The nearly half-million-dollar fine also marked an aggressive shift in the FCC’s new get-tough-against-smut policy. For the first time, the commission has fined for separate indecency violations in the same program, instead of fining a program that contained indecencies once for each station that aired it.
The commission slapped Clear Channel with a total of $495,000 for airing salacious material April 9 on Stern’s show on six stations around the country.
In the first unanimous agency decision since the FCC stiffened its antismut resolve, all five commissioners agreed to level the current statutory maximum of $27,500 per violation.
The commissioners took exception to graphic discussions between Stern and sidekick Stuttering John about John having oral and anal sex with his wife, as well as Stern and a guest’s promotion of the product Sphincterine, an oral-hygiene product used before sex.
In all, they found that the show violated federal indecency standards three times, and imposed $27,500 for each infraction. (The sum was then multiplied for each of the six stations.)
Legislation making its way through Congress would raise the statutory maximum to $500,000, making these violations worth $8 million in the future.
Clear Channel, which previously suspended Stern from the six stations it owns that carried the show, reacted to the news of the latest fine by terminating its relationship with the superstar shock jock.
“Mr. Stern’s show has created a great liability for us and other broadcasters who air it,” Clear Channel prexy John Hogan said in a statement. “The Congress and the FCC are even beginning to look at revoking licenses. That’s a risk we’re just not willing to take.”
Democratic commissioner Michael Copps who has complained bitterly about the FCC’s weak record on indecency, was satisfied with the latest action against Stern.
“Today’s decision is a step forward toward imposing meaningful fines,” he said in a statement released with the ruling. “For the first time, the commission assesses a fine against more than a single utterance rather than counting an entire program as one utterance.”
In many ways, Stern has been at the center of an indecency firestorm kicked up by Janet Jackson’s Superbowl breast-baring stunt and Washington’s resultant crackdown. Last month, his show was the target of another FCC fine, and a study named him the agency’s public enemy No. 1 for racking up a total of $1.96 million in proposed fines over 14 years (before the last two FCC actions against the show). The lion’s share of those fines were for shows broadcast in 1991 and 1992; five separate actions during that time were settled for $1.71 million.

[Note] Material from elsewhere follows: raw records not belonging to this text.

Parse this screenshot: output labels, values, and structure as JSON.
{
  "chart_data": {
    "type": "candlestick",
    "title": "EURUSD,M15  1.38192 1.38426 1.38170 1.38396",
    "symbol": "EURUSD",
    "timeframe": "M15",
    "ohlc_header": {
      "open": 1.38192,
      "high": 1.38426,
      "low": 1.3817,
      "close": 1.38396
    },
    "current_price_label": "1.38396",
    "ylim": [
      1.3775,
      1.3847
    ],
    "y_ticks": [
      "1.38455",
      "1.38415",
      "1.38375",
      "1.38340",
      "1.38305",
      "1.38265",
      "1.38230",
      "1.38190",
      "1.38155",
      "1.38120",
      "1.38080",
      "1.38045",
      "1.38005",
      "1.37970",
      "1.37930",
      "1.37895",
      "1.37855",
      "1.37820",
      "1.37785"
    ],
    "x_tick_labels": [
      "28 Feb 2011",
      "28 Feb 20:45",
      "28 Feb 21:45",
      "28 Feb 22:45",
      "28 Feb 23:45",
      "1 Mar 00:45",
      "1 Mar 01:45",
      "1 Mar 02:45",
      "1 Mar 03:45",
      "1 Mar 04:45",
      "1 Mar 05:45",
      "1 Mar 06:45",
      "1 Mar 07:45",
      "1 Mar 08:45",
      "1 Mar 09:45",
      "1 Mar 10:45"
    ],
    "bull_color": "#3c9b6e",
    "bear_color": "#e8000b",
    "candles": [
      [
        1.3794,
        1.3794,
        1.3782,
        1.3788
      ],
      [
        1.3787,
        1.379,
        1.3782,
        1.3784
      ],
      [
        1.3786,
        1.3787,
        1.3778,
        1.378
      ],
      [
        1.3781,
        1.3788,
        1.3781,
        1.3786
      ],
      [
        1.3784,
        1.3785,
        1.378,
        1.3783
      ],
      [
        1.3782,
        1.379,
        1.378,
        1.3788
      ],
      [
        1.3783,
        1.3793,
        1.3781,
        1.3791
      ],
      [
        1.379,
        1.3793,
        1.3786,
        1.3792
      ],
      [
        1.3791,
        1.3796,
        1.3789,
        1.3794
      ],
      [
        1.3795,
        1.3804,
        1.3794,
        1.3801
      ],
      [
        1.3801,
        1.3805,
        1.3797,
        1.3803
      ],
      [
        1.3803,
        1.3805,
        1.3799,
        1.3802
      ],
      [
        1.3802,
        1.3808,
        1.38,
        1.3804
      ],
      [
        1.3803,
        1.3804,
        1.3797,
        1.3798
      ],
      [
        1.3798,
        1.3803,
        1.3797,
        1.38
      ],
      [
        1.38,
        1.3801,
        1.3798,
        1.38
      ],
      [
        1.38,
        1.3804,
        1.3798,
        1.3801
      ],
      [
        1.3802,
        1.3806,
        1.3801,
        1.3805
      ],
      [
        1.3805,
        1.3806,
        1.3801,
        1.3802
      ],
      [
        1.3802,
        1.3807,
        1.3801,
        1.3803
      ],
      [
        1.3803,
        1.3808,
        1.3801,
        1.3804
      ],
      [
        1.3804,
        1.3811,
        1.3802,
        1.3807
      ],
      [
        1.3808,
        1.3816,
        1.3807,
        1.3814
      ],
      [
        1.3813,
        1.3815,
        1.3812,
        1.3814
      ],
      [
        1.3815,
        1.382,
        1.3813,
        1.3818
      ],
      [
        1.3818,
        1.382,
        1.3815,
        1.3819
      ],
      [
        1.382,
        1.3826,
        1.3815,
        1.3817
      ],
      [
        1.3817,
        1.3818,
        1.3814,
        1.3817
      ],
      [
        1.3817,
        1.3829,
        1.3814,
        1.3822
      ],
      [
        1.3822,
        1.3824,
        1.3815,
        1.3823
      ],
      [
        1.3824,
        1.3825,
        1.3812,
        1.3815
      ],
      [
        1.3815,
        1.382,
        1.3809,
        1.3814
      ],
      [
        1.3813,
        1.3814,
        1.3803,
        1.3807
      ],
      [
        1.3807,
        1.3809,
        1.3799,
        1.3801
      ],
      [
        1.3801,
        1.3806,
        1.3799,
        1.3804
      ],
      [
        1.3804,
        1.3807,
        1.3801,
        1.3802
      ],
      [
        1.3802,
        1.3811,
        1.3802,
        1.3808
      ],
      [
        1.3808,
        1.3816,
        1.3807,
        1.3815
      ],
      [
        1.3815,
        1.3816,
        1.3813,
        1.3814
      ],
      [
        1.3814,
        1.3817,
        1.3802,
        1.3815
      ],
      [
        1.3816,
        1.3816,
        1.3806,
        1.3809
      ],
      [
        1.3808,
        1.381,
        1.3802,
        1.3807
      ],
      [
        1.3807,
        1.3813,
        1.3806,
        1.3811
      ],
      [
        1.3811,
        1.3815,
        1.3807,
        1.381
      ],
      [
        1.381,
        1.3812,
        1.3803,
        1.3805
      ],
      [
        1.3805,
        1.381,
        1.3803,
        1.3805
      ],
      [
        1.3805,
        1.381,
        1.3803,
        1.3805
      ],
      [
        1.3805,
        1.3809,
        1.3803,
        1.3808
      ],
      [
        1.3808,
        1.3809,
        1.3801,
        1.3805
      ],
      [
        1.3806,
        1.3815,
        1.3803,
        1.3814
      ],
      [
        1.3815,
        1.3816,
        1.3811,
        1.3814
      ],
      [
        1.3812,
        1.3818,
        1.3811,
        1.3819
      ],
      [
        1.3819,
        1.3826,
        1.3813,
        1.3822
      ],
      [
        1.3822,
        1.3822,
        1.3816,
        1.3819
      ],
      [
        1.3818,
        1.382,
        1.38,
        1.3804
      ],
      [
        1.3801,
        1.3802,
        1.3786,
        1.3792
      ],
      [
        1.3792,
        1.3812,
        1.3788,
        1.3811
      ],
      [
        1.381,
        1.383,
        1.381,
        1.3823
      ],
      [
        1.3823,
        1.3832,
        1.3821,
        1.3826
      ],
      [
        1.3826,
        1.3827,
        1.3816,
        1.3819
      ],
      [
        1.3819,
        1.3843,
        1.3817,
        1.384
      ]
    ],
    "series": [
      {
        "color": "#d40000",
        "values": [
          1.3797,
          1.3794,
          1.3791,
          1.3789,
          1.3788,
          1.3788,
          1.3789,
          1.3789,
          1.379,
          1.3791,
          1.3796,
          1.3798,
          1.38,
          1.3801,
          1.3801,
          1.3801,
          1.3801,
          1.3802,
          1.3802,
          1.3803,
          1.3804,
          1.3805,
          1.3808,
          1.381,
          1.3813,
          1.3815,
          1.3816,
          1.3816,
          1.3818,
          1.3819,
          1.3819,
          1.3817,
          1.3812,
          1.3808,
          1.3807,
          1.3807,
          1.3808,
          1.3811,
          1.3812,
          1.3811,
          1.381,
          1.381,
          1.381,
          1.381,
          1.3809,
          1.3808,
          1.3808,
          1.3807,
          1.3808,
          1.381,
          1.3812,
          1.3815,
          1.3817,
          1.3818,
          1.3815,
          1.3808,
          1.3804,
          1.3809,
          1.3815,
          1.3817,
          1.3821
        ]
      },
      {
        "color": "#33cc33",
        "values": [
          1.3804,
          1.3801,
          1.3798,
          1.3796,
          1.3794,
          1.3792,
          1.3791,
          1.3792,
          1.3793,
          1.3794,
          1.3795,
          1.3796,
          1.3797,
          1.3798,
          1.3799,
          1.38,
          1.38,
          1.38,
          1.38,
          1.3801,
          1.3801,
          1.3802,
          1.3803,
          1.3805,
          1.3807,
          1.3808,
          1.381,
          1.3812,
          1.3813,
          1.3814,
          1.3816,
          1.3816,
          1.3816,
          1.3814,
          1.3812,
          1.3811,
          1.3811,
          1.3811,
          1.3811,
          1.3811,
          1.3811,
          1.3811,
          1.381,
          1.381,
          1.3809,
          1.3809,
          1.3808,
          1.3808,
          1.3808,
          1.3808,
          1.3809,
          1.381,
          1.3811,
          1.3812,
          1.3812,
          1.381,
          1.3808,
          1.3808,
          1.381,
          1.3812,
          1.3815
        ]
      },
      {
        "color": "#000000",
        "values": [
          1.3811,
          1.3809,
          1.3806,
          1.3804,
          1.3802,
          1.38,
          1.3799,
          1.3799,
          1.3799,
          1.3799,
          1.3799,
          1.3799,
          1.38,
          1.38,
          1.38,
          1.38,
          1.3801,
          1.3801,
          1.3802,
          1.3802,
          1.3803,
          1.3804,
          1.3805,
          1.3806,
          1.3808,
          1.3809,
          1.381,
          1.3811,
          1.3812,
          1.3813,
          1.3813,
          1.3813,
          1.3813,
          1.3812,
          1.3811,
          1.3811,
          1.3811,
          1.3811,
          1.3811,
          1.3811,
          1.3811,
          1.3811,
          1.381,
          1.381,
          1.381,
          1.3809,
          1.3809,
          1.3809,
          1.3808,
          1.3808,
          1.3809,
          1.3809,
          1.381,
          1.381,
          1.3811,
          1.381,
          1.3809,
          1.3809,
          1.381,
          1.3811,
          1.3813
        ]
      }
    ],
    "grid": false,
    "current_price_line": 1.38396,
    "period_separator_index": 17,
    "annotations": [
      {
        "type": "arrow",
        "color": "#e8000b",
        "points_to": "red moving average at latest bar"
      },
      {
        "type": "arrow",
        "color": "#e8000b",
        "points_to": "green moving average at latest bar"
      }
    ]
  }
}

So far, Viacom-owned Infinity stations have stood by their man, refusing to suspend or threaten Stern specifically. In fact, Stern has since complained that he has become the posterboy for the FCC’s antismut crusade and has railed against a new climate of censorship.
Viacom has yet to face fines for Stern’s content this year, even though Infinity stations aired the same show that led to the heavy fines against Clear Channel. But it’s only a matter of time. The FCC usually fines shows as a result of listener or viewer complaints and, in the past, only acts against the companies that own the stations that spur complaints.
But in the new aggressive enforcement climate, the FCC may change that practice. Last week, an FCC source said the agency reserved the right to take on Infinity for airing the same Howard Stern show.